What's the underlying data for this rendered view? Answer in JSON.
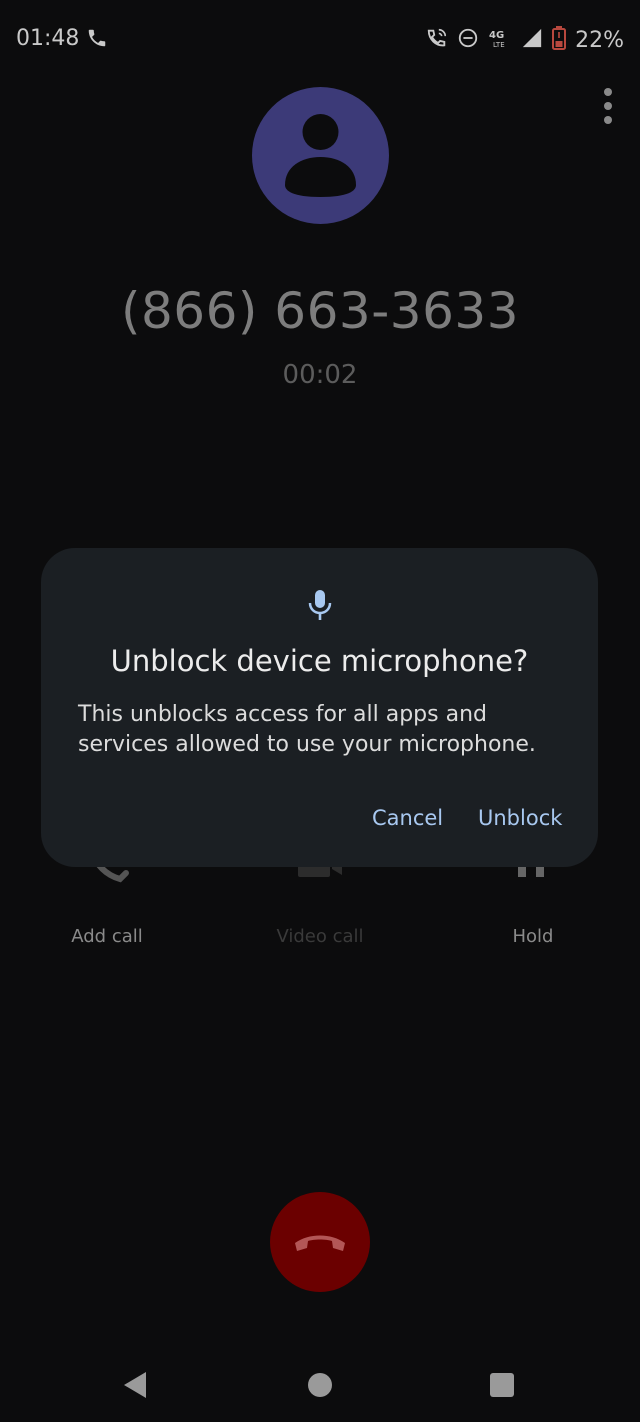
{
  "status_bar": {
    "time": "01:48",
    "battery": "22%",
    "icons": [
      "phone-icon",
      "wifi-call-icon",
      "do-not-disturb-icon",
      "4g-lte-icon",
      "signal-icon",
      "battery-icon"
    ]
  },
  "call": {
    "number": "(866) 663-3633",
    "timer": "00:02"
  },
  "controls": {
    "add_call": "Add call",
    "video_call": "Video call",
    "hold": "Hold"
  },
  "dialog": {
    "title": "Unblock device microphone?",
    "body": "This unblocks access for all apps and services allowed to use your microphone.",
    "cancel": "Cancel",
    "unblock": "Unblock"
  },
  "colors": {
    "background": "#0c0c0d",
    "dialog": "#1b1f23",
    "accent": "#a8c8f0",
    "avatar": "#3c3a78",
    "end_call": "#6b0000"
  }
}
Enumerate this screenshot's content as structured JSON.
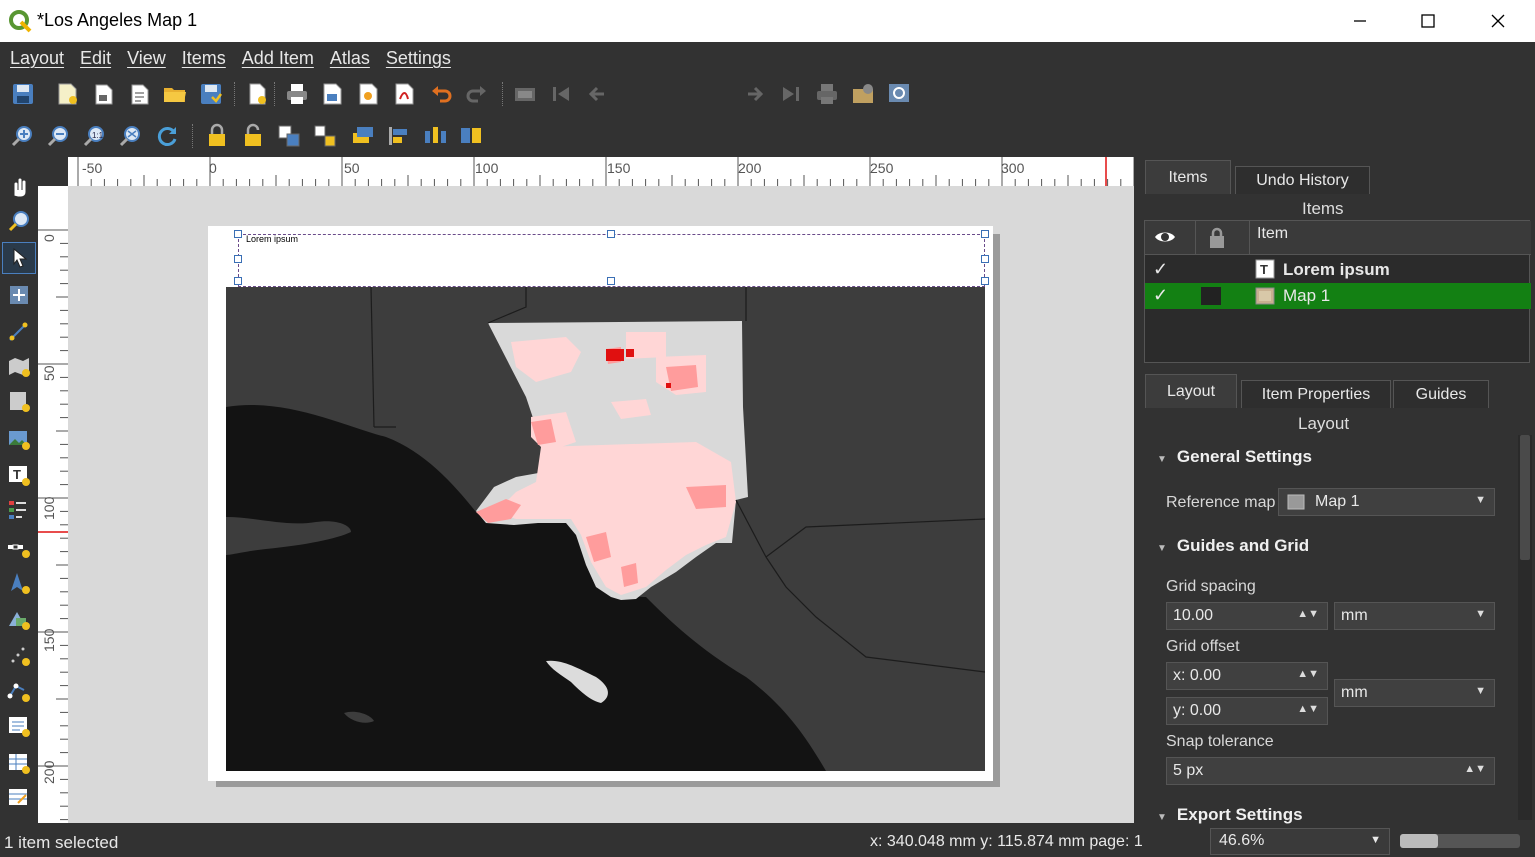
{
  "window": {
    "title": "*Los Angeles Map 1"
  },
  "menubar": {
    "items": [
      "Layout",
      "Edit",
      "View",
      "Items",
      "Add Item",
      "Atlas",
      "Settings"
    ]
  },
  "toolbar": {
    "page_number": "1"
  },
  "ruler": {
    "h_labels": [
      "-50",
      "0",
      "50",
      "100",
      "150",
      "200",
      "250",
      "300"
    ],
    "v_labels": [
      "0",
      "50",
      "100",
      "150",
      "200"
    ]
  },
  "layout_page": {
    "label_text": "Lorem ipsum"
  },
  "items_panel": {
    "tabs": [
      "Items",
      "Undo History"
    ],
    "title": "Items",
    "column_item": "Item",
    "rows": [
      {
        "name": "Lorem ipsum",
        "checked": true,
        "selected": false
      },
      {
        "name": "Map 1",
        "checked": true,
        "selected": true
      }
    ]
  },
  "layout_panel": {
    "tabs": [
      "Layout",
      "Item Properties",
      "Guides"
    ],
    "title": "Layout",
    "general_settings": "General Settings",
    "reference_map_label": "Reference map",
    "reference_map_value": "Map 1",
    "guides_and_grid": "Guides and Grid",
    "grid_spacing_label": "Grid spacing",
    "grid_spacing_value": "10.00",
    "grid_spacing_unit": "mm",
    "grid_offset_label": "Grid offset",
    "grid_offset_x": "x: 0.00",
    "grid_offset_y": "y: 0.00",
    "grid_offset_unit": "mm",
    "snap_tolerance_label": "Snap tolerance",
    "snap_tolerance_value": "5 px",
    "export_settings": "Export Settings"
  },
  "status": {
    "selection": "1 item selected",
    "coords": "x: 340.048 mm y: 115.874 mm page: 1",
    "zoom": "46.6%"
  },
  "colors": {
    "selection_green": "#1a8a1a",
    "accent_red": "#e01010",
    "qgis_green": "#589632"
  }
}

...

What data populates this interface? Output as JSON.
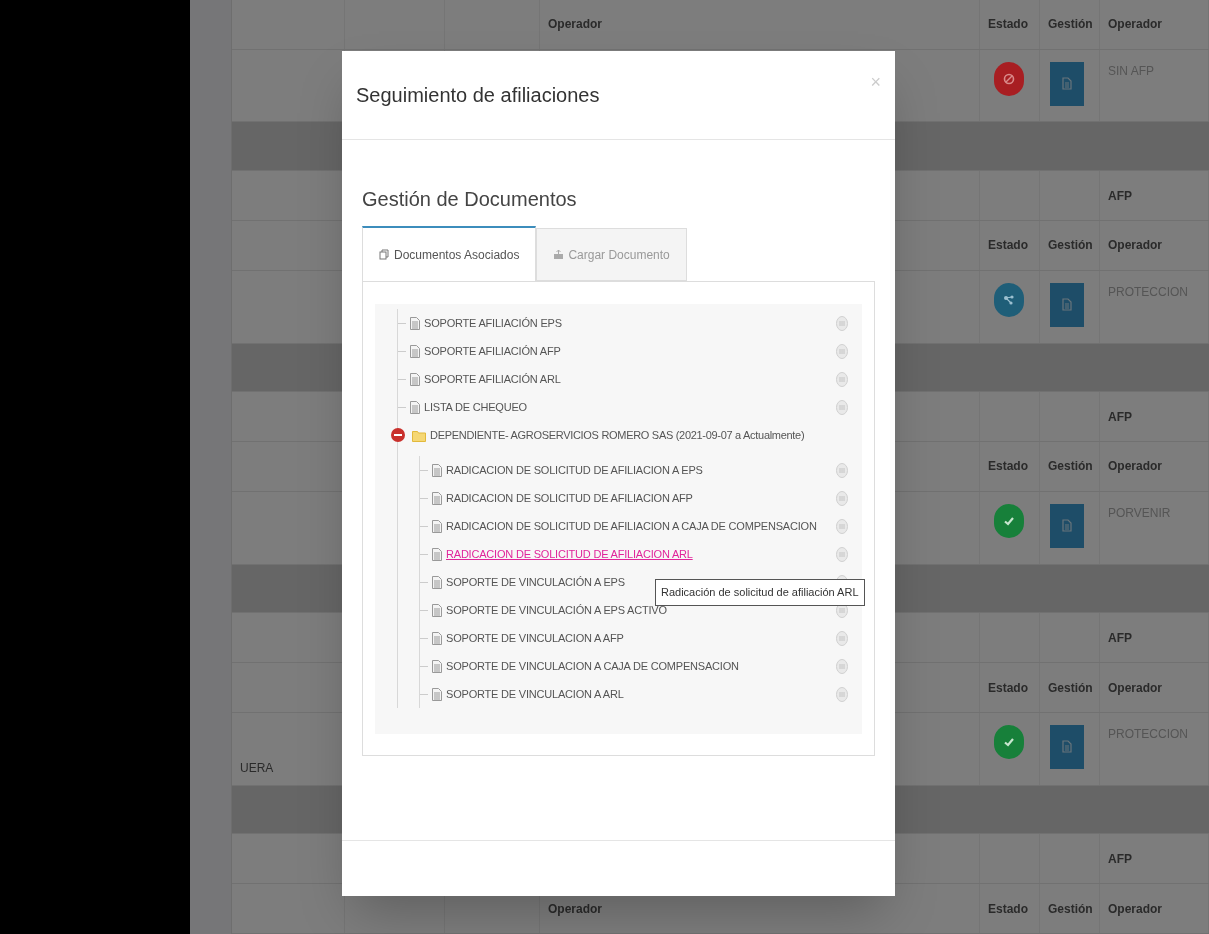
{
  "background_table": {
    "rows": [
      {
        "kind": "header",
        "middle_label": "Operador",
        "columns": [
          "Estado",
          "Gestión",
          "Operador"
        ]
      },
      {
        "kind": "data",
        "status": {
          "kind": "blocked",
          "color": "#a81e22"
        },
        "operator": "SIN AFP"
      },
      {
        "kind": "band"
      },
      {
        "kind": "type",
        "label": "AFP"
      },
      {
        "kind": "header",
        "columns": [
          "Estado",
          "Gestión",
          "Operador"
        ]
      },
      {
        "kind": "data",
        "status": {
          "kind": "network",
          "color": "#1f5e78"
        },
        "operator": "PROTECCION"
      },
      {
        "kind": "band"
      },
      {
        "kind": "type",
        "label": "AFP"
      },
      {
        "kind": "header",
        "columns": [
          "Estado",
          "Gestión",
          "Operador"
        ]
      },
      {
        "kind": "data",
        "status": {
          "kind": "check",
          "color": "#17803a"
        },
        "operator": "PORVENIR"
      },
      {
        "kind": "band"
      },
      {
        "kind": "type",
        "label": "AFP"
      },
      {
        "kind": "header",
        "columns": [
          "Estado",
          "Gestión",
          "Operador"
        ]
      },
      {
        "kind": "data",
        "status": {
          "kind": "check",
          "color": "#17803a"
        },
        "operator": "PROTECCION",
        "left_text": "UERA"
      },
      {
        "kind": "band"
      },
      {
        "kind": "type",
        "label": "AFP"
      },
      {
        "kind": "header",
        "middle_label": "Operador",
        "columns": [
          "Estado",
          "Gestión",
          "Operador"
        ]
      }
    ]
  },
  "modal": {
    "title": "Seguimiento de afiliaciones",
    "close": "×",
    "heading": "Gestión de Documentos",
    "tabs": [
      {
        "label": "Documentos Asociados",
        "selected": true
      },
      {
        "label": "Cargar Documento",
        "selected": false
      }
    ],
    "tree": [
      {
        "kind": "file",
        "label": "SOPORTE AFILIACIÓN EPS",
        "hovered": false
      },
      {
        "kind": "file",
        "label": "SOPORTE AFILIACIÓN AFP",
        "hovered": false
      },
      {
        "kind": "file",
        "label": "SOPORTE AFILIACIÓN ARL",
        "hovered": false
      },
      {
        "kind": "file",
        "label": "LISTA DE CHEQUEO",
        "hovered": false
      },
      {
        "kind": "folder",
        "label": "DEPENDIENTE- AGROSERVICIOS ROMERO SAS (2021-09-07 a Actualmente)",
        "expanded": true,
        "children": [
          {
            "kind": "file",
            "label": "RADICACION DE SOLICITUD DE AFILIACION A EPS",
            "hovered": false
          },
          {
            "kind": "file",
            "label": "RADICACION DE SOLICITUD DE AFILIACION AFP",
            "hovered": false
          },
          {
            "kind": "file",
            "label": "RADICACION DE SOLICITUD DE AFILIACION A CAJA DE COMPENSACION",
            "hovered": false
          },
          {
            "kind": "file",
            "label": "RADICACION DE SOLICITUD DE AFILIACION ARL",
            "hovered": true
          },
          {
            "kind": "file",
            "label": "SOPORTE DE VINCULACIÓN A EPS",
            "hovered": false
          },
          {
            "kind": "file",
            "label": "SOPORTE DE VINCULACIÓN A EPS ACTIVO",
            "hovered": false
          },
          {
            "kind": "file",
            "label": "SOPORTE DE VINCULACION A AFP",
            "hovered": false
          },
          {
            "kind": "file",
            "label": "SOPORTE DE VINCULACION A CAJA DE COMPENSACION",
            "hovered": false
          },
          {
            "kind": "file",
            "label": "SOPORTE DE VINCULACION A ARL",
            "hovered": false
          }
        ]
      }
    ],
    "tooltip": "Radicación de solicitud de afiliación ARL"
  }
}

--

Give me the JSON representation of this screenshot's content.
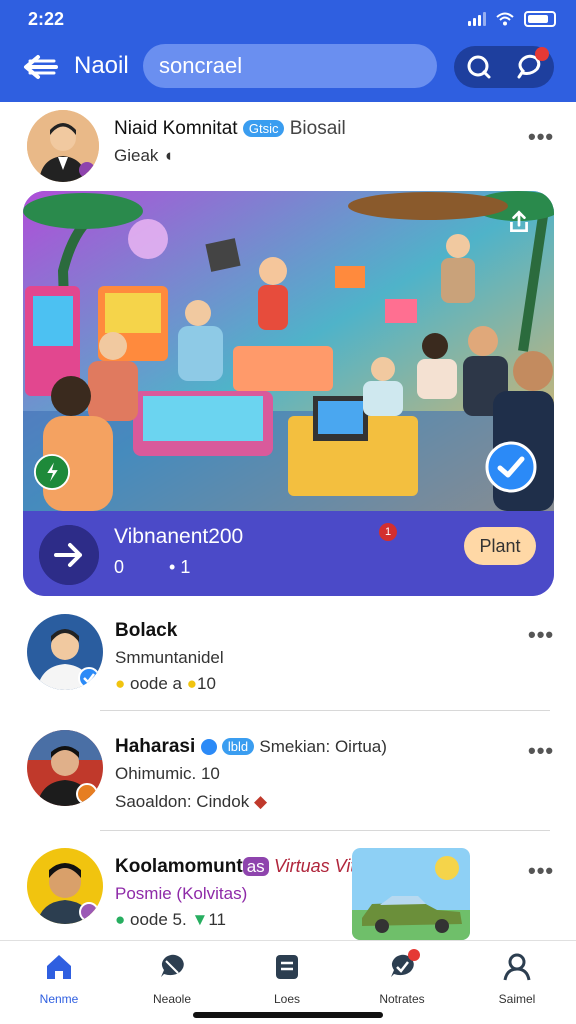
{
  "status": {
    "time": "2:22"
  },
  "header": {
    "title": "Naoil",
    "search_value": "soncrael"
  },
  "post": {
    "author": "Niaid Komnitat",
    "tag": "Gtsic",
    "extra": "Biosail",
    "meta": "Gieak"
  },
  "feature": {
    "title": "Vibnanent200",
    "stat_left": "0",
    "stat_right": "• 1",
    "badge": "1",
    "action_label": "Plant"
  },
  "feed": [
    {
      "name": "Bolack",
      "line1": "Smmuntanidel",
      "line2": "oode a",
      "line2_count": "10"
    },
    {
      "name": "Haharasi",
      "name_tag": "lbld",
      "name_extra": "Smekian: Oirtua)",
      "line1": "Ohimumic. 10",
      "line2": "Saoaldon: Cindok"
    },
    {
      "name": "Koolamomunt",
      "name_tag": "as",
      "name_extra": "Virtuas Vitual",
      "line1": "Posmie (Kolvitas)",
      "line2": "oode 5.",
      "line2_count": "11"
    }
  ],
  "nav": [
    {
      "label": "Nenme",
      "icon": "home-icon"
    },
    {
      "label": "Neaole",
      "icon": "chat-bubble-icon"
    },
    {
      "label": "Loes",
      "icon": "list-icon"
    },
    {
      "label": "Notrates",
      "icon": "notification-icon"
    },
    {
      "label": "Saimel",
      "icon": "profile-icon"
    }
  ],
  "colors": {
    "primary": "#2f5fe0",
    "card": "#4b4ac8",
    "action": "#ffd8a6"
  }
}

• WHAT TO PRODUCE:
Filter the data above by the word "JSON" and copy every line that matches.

• EXERCISE RESULT:
What's the underlying data for this rendered view? Answer in JSON.
Enumerate this screenshot's content as structured JSON.
What data populates this interface? Output as JSON.
Give me the JSON representation of this screenshot's content.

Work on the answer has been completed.